Monday, July 13, 2009

State of the Nation

I have never imagined myself as a political pundit or some such thing. I don't buy newspapers and I would be hard pressed to tell you who my member of parliament is. However of late I have found myself wanting to know more. It occurs to me that I do not know my country, like many I have developed apathy towards it and as such my people. I have decided to embark on an investigation of this nation. I want to know things about you my people. I want to know your dreams, hopes and aspirations as a country. Where do you want to go? What do you want to achieve? What is our stand on local and global issues? Does our government have the people of this nation at heart? How patriotic are we? What are the things that divide us? How can we end poverty? I want to know what you think. But first let me tell you what I know and think about Uganda.

Our nation will turn 47 this October. Apart from the outstanding highlights, I have a vague knowledge of our history. I know that there are perhaps way more than 30 distinct ethnic groups in Uganda. This division along tribal lines has been exploited by those who have sought power over us and I can't help but feel that we need to get past this. I know that discrimination in all its forms has manifested itself in our society time and again. This has undermined our unity and led us down some dark roads. I think that over the years things have changed, with each new generation, old notions and customs have been laid aside as obsolete and irrelevant. However, these divisions persist, even among a single tribe; there are some who will not embrace the fundamental human rights of freedom and equality.

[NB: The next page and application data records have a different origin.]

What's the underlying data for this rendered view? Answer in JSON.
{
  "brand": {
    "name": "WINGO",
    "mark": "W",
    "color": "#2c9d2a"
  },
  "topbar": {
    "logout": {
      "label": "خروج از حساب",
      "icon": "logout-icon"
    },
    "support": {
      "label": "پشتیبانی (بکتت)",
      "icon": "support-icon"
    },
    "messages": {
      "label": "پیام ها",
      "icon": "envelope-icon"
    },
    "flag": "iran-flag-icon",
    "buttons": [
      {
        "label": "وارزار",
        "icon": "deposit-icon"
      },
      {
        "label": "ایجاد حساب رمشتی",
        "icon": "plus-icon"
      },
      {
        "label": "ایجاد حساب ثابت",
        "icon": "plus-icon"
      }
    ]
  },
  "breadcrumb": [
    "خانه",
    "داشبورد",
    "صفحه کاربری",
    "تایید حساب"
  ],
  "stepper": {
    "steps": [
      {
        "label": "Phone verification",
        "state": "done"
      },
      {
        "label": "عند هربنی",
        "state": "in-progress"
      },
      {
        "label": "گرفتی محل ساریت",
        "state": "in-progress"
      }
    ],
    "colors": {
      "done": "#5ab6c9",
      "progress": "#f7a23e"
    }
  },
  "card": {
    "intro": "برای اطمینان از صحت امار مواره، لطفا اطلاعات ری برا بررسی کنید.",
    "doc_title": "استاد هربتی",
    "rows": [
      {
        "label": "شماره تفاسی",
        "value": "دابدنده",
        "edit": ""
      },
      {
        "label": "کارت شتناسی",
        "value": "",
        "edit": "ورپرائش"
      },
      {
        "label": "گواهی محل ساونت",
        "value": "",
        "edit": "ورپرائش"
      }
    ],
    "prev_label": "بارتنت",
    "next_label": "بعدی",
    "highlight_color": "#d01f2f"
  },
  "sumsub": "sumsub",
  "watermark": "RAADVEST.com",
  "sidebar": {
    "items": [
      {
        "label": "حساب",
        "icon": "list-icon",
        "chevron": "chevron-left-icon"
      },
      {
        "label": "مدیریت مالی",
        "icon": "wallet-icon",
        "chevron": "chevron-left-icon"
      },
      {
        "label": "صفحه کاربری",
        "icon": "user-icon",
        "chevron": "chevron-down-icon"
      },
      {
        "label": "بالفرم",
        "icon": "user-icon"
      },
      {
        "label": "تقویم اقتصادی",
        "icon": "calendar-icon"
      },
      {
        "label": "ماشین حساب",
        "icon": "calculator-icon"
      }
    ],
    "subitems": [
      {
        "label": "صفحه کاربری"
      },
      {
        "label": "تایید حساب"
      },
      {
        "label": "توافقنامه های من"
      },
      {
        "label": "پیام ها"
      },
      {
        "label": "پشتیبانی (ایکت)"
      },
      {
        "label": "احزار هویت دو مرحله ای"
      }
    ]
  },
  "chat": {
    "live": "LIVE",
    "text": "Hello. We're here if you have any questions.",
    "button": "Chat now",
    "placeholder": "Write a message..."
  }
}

There is a love of peace among us. Perhaps it is because many of us still remember the dark days of turmoil and the tyranny of evil men. A greater part of this country has known peace for some time now. We would not see it change. We have however failed as a nation to bring peace to all. Our brothers and sisters have for years endured the ravages of a senseless war caused as far as I can tell by the ambitions of a madman and those who follow him, willingly and unwillingly. It is a stain on our nation and we should each feel the blood that has been shed on our hands.

There is something about this peace that we have. I think that many of us do not see it as something that we have a right to. We feel that it has been granted to us by a government that has the image of an all knowing father. The idea that things could change peacefully is so foreign to us that we live in fear. This fear perpetrated by some of our leaders and propagated by those among us who should know better, cripples us. It leads us to behave in ways that take us backwards instead of evolving as a nation.

We have developed apathy towards each other. I have been guilty of this for a long time and perhaps it is the fear but for my part I have been ignorant for a long time. I have not cared to know about things that have not involved me or affected me directly. Oblivious to the fact that everything is tied together, I have not cared about things I have perceived as beyond my sphere of influence. Many of us live like this; we believe that the best way for us to survive is to become as independent as possible. We forsake all forms of fellowship and abandon the true meaning of humanity. Empathy becomes something as alien to us as disease. It is considered weak to care, to give a damn, to feel. We have always been known for our sense of community, kindness and friendship. I can't help but feel that we are losing these values.

I could tell all that I think about the economy, politics, and other things but I cannot presume to bore you that much. At least not yet anyway, so here is my suggestion. If you can, find a topic that you feel passionate about, investigate it as much as you can and write something and send it to me at krays_ug@yahoo.co.uk. I am going to stroll around and see what I can find out, then I'll try and aggregate all that I have gathered and we shall have "the state of our nation", at least through our eyes. I actually think that this is perhaps something that should be done by someone with more credentials than I, but I am Ugandan and damn proud of it.

5 comments:

sam said...

this is a really good idea. we don't give our future (and past) as a country nearly enough thought and i dont know what we'll do when we're finally forced to.

Carsozy said...

Wow and again I say wow.
are you sure you've been apolitical, coz some shit u said just hit me hard.

~ gnuts ~ said...

It's Fred Ruhindi. It finally came to me - your MP is Fred Ruhindi. He's mine, too. Nakawa Division or something. Incidentally, I think we should start putting him to task to seek re-election...

And I have to pick up on this argument - why do we define the beginning of our nation as the date when we gained independence from Protectoratism? I can't say I have a plausible alternative, but something in me just doesn't agree...

serakelz said...

i am also proud to be a ugandan!

Jacque said...

I was told by a Kenyan friend that in Kenya, civil soceity organisations came up with this idea that holds leaders accountable to the people. They used it during election time, when those campaigning for public office were desperate. They got them to sign Memoranda of Understanding in public (media coverage etc )pledging to put the people first etc etc and most guys signed because they were desperate for votes and now that they have been elected they are bound to deliver so that they don't lose face.